[[ DATASET RECORDS, beginning ]]

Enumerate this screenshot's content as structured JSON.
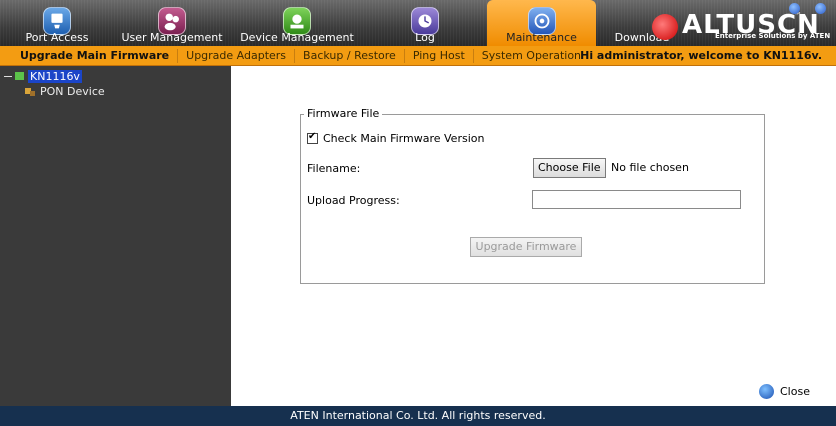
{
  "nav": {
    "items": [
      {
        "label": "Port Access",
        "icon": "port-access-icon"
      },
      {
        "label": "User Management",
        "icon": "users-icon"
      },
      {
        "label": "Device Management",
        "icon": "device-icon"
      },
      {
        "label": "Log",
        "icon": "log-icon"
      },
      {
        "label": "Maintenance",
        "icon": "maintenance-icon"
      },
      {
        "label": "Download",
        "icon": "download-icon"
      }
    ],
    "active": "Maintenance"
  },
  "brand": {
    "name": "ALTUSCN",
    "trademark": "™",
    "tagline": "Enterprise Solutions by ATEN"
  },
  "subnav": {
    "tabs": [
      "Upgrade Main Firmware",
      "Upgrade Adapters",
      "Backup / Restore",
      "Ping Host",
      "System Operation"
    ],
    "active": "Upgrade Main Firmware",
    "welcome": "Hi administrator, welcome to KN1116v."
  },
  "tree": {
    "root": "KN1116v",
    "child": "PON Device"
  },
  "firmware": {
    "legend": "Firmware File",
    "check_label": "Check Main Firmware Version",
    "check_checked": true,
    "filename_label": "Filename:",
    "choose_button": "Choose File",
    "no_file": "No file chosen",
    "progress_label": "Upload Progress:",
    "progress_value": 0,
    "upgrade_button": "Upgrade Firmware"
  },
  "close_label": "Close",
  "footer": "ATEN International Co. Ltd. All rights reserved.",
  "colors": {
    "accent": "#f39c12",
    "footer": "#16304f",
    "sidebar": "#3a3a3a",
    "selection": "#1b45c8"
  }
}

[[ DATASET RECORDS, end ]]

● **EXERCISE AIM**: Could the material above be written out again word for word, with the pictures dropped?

● **YOUR SOLUTION**:
Enumerate this screenshot's content as structured JSON.
{
  "nav": {
    "items": [
      {
        "label": "Port Access",
        "icon": "port-access-icon"
      },
      {
        "label": "User Management",
        "icon": "users-icon"
      },
      {
        "label": "Device Management",
        "icon": "device-icon"
      },
      {
        "label": "Log",
        "icon": "log-icon"
      },
      {
        "label": "Maintenance",
        "icon": "maintenance-icon"
      },
      {
        "label": "Download",
        "icon": "download-icon"
      }
    ],
    "active": "Maintenance"
  },
  "brand": {
    "name": "ALTUSCN",
    "trademark": "™",
    "tagline": "Enterprise Solutions by ATEN"
  },
  "subnav": {
    "tabs": [
      "Upgrade Main Firmware",
      "Upgrade Adapters",
      "Backup / Restore",
      "Ping Host",
      "System Operation"
    ],
    "active": "Upgrade Main Firmware",
    "welcome": "Hi administrator, welcome to KN1116v."
  },
  "tree": {
    "root": "KN1116v",
    "child": "PON Device"
  },
  "firmware": {
    "legend": "Firmware File",
    "check_label": "Check Main Firmware Version",
    "check_checked": true,
    "filename_label": "Filename:",
    "choose_button": "Choose File",
    "no_file": "No file chosen",
    "progress_label": "Upload Progress:",
    "progress_value": 0,
    "upgrade_button": "Upgrade Firmware"
  },
  "close_label": "Close",
  "footer": "ATEN International Co. Ltd. All rights reserved.",
  "colors": {
    "accent": "#f39c12",
    "footer": "#16304f",
    "sidebar": "#3a3a3a",
    "selection": "#1b45c8"
  }
}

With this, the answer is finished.